I’ve been meaning to provide an update on the progress of this build for a while, and I find myself with a spare couple of work hours 🙂
At the end of December 2021, we left you with 95% of the lower floor walls complete, and looking forward to getting the first set of steels installed. Of course, last winter’s weather, including some furious storms, had a thing or two to say about that, which included me going down at short notice and staying in the local Travelodge (other chains are available) ready for the inevitable turmoil that would greet me after the 90mph storm. It turned out not to be too bad, with only limited damage to the caravan awning, and some items moved around the plot.
In early March we decided to make our first visit since that storm, and were greeted by a lovely surprise - the first set of steels were in place. I am still amazed at the lack of communication from some building industry people, but as I am told by the locals “its Cornwall”.
It was time to order the next set of materials to get to the upper floor stage, which we wanted to get done by the end of June/mid July (it’s always good to have a target even though you won’t meet it 🙂 ). This included joists, flooring, the next set of Nudura and wood to create partition walls.
In the meantime, we got started with applying the over-specced, and over-engineeed waterproofing scheme that our “professional” had stated we needed after deciding that their first spec was not up to the mustard.

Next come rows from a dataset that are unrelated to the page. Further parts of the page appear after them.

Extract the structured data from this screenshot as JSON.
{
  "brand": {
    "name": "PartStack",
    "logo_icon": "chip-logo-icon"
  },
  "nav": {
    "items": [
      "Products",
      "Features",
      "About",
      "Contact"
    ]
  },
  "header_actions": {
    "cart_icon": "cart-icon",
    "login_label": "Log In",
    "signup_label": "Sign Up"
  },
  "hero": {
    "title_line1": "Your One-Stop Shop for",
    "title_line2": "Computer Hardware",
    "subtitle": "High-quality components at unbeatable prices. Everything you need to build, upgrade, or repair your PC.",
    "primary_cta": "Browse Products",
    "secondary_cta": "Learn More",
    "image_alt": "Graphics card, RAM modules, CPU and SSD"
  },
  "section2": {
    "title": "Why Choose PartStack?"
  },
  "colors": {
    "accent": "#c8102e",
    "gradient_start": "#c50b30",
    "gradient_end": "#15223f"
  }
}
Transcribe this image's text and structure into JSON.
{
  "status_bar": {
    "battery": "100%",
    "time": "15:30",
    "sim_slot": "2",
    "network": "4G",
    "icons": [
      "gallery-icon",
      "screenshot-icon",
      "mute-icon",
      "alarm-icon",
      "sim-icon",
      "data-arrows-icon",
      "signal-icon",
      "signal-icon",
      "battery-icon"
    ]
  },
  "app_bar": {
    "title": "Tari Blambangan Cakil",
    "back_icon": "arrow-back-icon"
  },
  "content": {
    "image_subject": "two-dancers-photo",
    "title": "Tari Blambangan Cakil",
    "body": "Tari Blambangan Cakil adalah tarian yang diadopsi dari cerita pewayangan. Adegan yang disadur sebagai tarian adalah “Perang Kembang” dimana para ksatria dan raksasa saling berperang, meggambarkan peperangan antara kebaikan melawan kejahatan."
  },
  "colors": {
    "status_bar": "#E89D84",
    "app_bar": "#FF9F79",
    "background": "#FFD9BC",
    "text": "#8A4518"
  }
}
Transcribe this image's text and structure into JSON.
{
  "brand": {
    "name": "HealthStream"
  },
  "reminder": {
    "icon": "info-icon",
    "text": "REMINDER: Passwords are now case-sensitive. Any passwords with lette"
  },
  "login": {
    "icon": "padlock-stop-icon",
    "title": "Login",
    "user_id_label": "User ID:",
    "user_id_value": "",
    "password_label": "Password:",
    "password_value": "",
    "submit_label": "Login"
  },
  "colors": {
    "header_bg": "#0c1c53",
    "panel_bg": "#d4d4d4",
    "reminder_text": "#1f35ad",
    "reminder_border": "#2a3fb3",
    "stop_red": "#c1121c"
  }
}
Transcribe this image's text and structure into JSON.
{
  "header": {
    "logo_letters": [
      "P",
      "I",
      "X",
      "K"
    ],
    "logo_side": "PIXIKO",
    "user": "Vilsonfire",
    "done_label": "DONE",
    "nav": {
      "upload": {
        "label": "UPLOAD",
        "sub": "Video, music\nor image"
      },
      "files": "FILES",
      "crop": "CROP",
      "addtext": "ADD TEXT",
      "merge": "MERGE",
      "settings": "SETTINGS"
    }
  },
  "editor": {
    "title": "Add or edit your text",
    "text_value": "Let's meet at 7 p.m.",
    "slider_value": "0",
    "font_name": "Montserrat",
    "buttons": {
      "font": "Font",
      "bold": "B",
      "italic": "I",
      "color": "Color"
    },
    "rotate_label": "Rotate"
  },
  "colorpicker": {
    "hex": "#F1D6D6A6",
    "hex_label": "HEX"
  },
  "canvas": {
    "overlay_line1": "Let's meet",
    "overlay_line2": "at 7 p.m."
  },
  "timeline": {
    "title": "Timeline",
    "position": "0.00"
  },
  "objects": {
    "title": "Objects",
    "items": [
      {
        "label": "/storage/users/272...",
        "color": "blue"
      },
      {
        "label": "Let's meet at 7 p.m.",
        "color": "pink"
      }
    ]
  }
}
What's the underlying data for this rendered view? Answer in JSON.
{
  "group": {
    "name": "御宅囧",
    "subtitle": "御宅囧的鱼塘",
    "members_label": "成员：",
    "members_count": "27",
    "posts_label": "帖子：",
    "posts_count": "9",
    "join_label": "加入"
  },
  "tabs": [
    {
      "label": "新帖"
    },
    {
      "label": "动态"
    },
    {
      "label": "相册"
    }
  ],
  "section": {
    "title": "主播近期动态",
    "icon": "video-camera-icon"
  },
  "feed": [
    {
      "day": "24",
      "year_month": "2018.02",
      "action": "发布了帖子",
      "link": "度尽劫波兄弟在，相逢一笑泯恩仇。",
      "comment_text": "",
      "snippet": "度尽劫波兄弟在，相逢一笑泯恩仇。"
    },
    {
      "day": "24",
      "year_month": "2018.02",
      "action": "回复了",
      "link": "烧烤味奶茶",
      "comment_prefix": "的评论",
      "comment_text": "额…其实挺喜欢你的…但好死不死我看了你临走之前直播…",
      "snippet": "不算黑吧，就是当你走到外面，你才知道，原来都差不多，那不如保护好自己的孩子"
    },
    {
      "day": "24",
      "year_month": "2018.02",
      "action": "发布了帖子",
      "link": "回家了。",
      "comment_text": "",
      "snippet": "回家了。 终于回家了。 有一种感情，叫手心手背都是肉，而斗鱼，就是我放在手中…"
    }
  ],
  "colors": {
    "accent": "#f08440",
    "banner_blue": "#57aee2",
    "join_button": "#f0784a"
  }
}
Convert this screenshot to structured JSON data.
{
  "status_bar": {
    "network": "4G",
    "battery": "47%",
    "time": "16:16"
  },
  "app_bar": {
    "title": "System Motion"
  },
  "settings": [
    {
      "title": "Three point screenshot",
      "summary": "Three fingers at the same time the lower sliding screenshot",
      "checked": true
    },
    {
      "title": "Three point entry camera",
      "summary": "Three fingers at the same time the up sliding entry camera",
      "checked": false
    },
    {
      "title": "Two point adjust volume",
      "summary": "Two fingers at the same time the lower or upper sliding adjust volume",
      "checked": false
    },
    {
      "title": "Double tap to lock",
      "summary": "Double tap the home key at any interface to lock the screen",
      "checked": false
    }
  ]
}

Can I just say at this point - there is an awful lot of discrepancy with what we self-builders are being told is required, and even after asking a lot of dumb questions, it’s almost impossible to get a straight and consistent answer, even from the same person sometimes. This is where having some common sense mixed with an engineering/technical background does come in extremely handy. Suffice it to say, that I have ditched some of the “uprated” waterproofing spec on the basis that logically it was overkill for the build type and soil conditions. Some will question “what about building warranty/guarantee” which is fair, but on the basis that we are not intending to sell and to live there for many decades to come, we are prepared to take what is a very small risk on this.
Come early May, and with careful planning and scheduling I had 3 major deliveries lined up for the same day. The careful scheduling went South of course, and everything turned up within an hour of each other. 3.5 non-stop hours of handballing Nudura ICF, webjoists and floorboards, a 150kg, 6m long glulam beam (more of which later) and enough wood to build an ark (at least that what is seemed like at the time), I was a gibbering wreck, only fit to nurse a mug of tea and a heavily bruised thigh (did I mention a glulam beam?).
For 5 weeks between the end of May and the beginning of July, supporting partition walls were created and installed, joists hangers and joists put up and some flooring. This work also included the installation of that 6m glulam beam which was a one day job on its own.
So finally, at the beginning of July we were ready to miss our end of June/mid July target date but roped in some family members to help get us cracking on doing the second floor Nudura walling (the pic of the family is from July 10).
We were still on for an end of July concrete pour, until …… I would insert some pictures, but cannot take responsibility for any impact they have on the squeamish and faint of heart.
Neither we, or any of the medical staff who have been involved with the treatment, can put our finger on where the infection came from but shortly after that July 10th picture of the family, the wife was struck down with Cellulitis that turned into necrotising fasciitis, which could have led to sepsis. If you read the link, you will realise that building a house suddenly becomes the least important thing on your mind. However, I am happy to report that the first operation saved her foot, and quite possibly her life, and the subsequent 3 operations to clean and repair the foot have been traumatic and very worrying. She is now on the mend but ….. I AM DOWN A LABOURER.
Thanks to the NHS, however, and the enforced hospitalisations, and visiting being taken care of by other family and friends, the wife was able to send me to Cornwall (rather than Coventry) and I managed to get the walls finished and the concrete pour took place on September 9th.
Now to wait for the second set of steels to go in, and I can order the roof joists. We might be semi weathertight for the winger 🙂